Furthermore I think the battle mentality that many theists have, seeing atheists as the enemy, is leading them to a number of errors in both thinking and spirituality.

(Jay Johnson) #36

I agree. This is the Culture War attitude that has to go. It extends from seeing atheists as the enemy to seeing anyone and everyone outside the evangelical Republican camp as the enemy. Not accusing @Richard_Wright1 of any of this, but the great evangelical pastime these days seems to be throwing out the baby with the bath water.

(Phil) #37
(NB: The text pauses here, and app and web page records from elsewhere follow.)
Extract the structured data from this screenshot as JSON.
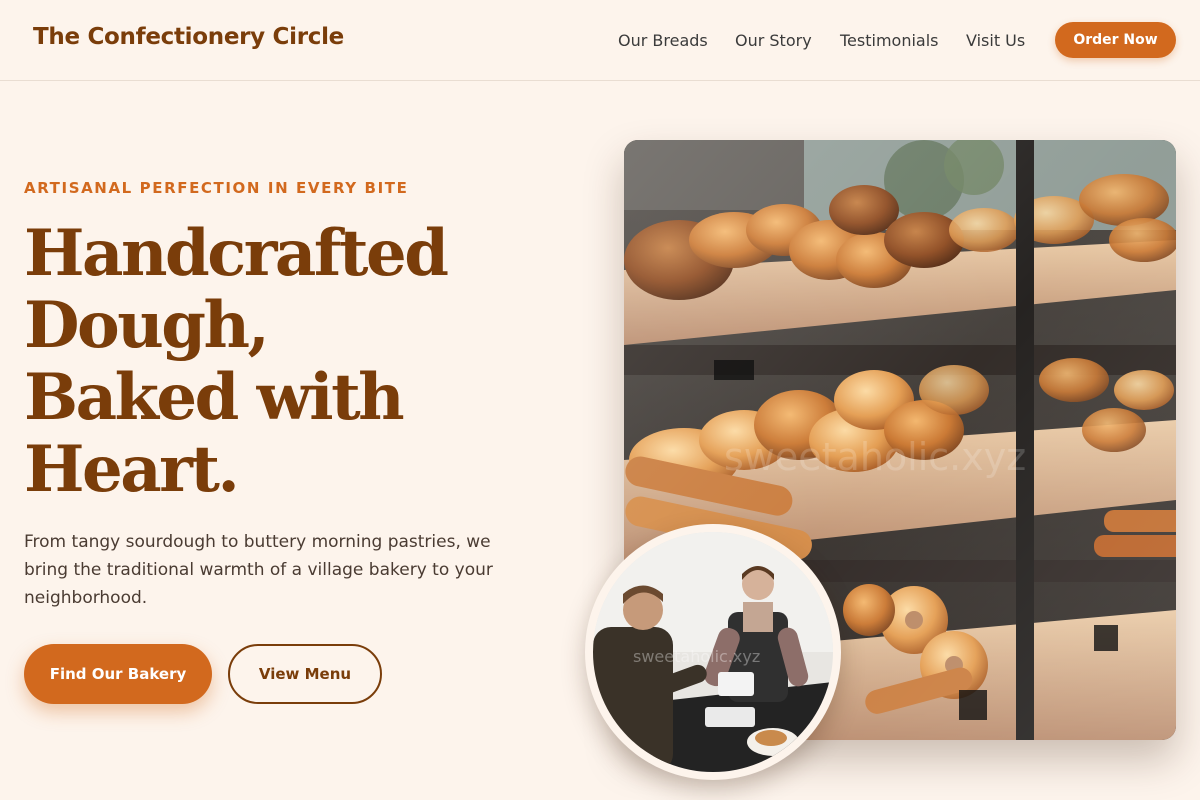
{
  "nav": {
    "brand": "The Confectionery Circle",
    "links": [
      "Our Breads",
      "Our Story",
      "Testimonials",
      "Visit Us"
    ],
    "cta": "Order Now"
  },
  "hero": {
    "eyebrow": "ARTISANAL PERFECTION IN EVERY BITE",
    "headline_lines": [
      "Handcrafted",
      "Dough,",
      "Baked with",
      "Heart."
    ],
    "lead": "From tangy sourdough to buttery morning pastries, we bring the traditional warmth of a village bakery to your neighborhood.",
    "primary_button": "Find Our Bakery",
    "secondary_button": "View Menu"
  },
  "images": {
    "main_photo_watermark": "sweetaholic.xyz",
    "inset_photo_watermark": "sweetaholic.xyz"
  },
  "colors": {
    "background": "#fdf4ec",
    "accent": "#d2691e",
    "brand_brown": "#7a3d0a"
  }
}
Ultimately, the existence of God winds up being an assumption, though an assumption based on our life experience rather than objective criteria. This point was made in a book I am reading, Andy Walsh’s Faith Across the Multiverse, and in it he pointed out that this is essentially what the Preacher in Ecclesiastes is saying, in that life is futile objectively, but he ultimately finds meaning in faith in God.


How about, a Christian is a Christ-follower, regardless of what he/she might claim…?

(Shaun) #39

Maybe you mean what @Shawn_Murphy calls a true Christian.

What does a Christ follower mean? It may not be that clear. For example, Mother Teresa.

If I were sleeping on the street in freezing cold, I would call her hospitals heaven. I would call a prison heaven too! But what had she done to help the people in her hospitals support themselves? If people don’t try to support themselves, just feed on donations, is it the right way to live? Could they, after being baptised, be called Christians, i.e. Christ followers?

I have my own version of love. Love means people love each other, not to harm or hurt or burden each other or one burdens another because it’s unfair to those who are under the burden and it’s not sustainable. Sometimes, people may need help but should not feed on help. And they should try to help too, or try to do something to stop burdening others.

And, what if the people in her hospitals disagree with her? Do they have to be afraid of being expelled? If absolute obedience is the price for love, I feel insecure and insulted. But she’s not worried. Donation feeders rarely disagree.

And nobody doubts that she’s a Christian.
What would Christ call her?

(Christy Hemphill) #40

Mother Teresa offered compassionate care to desperately poor, sick people, regardless of their religion or social status. Most of them had no hope of recovery and were brought to her hospitals to die with some shred of human dignity. Are we really going to categorize them as “donation feeders” and fault them for being a “burden”? It was not Mother Teresa’s mission to provide job training and micro-loans.

Please let’s not get into a debate about what kind of service to the poor is truly “Christ-like” based on some kind of results metric or societal change index. Serving the poor and marginalized, no matter what form your service takes, is Christ-like. Jesus’ parables about the kingdom include several about throwing sumptuous feasts for beggars and outcasts. God’s idea of waste is not our idea of waste and manifestations of grace and love often don’t pass a cost/benefit analysis assessment.

One person’s life of love and service is not going to “fix” poverty and societal injustice. But every cup of cold water offered to a thirsty person in Jesus’ name has eternal value.